Problem statement:
From the records, return each line that has the word "loss" in it.

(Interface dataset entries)
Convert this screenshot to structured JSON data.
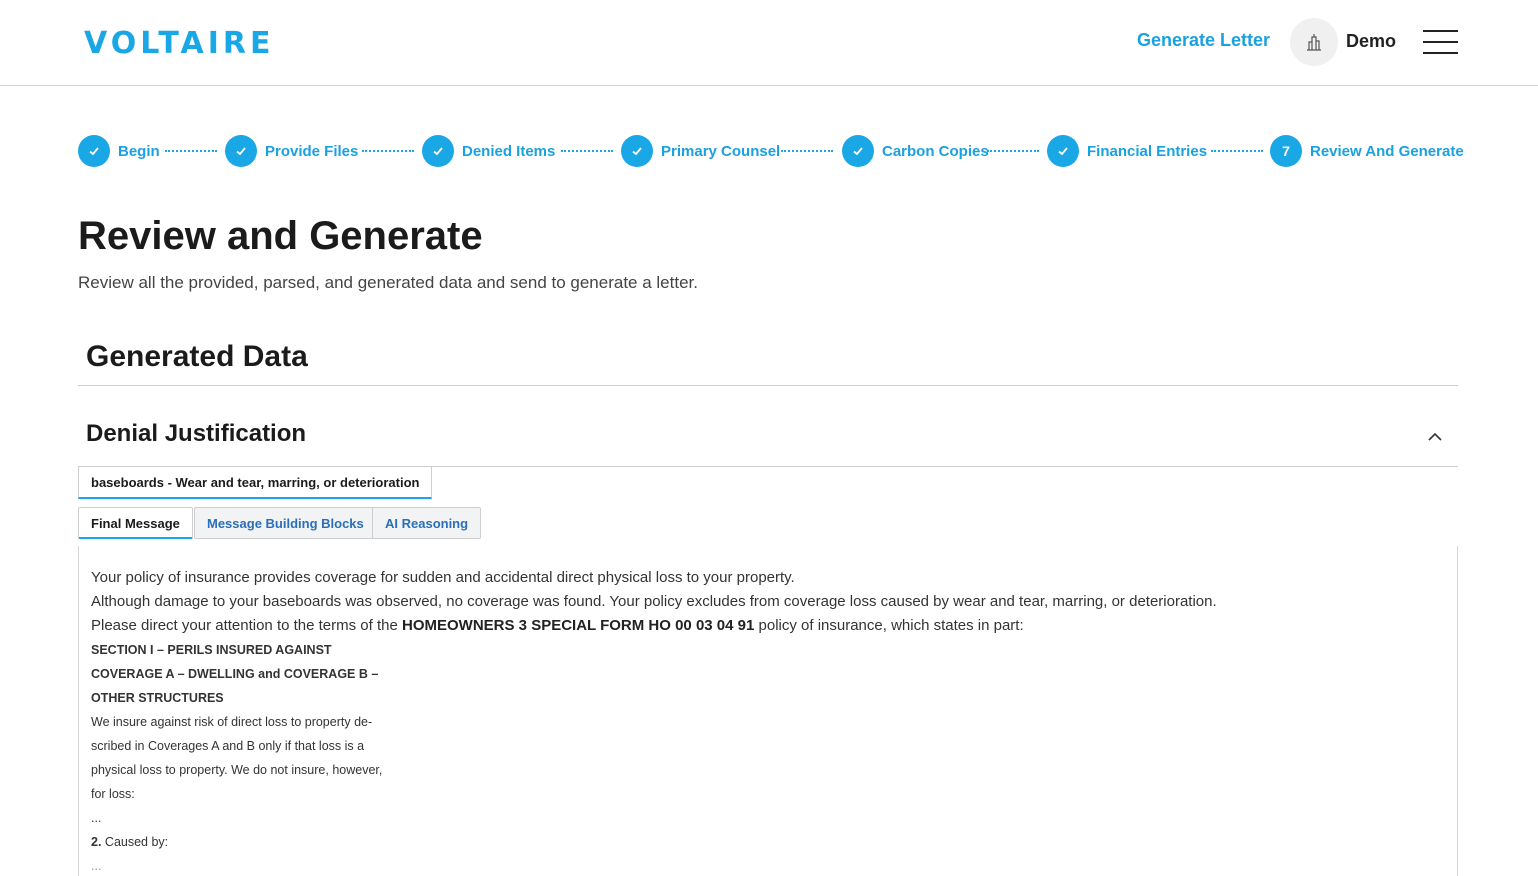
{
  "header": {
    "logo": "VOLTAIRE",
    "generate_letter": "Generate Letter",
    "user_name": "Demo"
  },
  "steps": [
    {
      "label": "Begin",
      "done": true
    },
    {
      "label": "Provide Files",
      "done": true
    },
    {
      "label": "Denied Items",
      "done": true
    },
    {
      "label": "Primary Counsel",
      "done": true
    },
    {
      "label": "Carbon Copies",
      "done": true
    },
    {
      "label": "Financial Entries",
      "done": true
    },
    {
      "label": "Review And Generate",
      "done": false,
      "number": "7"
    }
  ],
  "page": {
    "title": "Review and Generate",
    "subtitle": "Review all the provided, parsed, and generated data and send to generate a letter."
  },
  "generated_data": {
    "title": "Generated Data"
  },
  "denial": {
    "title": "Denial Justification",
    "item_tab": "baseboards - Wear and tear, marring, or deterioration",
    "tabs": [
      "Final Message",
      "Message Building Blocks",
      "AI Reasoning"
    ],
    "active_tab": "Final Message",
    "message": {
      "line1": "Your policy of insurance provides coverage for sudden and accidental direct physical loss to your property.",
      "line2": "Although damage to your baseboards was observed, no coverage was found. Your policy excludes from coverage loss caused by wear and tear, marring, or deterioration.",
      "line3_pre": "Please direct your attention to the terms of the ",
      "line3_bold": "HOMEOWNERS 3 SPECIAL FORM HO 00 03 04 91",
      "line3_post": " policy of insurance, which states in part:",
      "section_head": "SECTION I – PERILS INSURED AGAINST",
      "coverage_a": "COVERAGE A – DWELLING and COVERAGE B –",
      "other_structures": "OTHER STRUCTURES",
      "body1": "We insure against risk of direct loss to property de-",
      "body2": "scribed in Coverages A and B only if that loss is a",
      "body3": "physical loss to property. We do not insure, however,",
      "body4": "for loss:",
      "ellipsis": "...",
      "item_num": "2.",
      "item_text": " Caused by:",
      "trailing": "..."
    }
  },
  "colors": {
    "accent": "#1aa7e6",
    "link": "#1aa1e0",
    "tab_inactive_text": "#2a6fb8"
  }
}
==
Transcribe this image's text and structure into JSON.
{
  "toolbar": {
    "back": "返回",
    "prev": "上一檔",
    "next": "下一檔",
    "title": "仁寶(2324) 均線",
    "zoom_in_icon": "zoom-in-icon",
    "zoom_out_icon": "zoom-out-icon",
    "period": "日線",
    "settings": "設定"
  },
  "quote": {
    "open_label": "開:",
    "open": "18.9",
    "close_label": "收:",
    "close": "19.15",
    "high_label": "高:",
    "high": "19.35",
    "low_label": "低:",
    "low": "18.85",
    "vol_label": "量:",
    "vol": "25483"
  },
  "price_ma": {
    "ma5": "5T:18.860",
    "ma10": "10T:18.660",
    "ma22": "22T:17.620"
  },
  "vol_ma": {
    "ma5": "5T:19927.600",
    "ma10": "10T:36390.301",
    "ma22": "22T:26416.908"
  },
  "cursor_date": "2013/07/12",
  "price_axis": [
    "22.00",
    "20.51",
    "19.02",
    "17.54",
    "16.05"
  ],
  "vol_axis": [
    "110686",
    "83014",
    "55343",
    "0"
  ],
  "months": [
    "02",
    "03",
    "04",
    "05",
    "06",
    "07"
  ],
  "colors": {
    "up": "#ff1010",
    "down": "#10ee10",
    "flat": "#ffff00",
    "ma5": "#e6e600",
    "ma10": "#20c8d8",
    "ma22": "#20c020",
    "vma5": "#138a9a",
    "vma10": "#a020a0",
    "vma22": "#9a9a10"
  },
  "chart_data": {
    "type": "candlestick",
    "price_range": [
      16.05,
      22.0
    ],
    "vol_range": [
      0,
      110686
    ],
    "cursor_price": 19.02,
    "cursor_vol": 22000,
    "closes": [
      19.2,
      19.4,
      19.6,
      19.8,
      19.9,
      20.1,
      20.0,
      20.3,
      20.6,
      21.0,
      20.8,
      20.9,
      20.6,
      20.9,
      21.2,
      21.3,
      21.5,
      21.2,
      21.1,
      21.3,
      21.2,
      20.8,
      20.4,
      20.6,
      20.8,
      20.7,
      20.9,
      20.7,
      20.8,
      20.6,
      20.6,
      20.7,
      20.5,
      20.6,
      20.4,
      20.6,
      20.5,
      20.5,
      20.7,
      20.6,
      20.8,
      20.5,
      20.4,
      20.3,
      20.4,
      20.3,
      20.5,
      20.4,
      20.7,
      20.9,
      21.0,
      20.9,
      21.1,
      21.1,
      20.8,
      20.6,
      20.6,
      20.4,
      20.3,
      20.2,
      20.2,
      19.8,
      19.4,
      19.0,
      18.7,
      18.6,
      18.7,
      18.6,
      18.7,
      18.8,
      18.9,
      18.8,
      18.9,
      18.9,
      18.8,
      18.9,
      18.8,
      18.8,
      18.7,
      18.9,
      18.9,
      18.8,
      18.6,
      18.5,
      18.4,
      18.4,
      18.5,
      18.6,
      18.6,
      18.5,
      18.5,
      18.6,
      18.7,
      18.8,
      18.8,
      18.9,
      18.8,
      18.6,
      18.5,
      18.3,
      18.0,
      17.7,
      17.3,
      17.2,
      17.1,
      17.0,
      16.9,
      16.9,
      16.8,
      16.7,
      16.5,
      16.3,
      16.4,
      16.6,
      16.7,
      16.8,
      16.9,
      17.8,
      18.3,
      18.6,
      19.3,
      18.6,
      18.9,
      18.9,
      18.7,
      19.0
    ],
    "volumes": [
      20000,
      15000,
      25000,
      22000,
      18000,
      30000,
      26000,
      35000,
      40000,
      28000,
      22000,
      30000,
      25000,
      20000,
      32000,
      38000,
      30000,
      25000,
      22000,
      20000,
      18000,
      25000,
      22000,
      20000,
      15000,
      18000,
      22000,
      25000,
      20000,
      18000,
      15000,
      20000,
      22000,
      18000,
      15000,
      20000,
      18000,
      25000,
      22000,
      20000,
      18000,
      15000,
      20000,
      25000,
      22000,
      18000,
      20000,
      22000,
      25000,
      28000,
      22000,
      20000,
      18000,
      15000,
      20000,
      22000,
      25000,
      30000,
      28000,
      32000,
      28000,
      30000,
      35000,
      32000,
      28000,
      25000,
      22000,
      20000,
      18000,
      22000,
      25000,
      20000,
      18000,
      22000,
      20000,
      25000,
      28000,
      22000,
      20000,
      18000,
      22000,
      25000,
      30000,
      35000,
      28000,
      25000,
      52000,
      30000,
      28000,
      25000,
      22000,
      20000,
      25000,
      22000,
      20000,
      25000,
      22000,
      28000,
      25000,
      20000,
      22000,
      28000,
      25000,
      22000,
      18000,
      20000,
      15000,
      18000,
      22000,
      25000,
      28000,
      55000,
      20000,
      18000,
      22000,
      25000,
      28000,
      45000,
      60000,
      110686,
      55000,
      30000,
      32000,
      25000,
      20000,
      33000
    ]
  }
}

Result of this exercise:
      "line1": "Your policy of insurance provides coverage for sudden and accidental direct physical loss to your property.",
      "line2": "Although damage to your baseboards was observed, no coverage was found. Your policy excludes from coverage loss caused by wear and tear, marring, or deterioration.",
      "body1": "We insure against risk of direct loss to property de-",
      "body2": "scribed in Coverages A and B only if that loss is a",
      "body3": "physical loss to property. We do not insure, however,",
      "body4": "for loss:",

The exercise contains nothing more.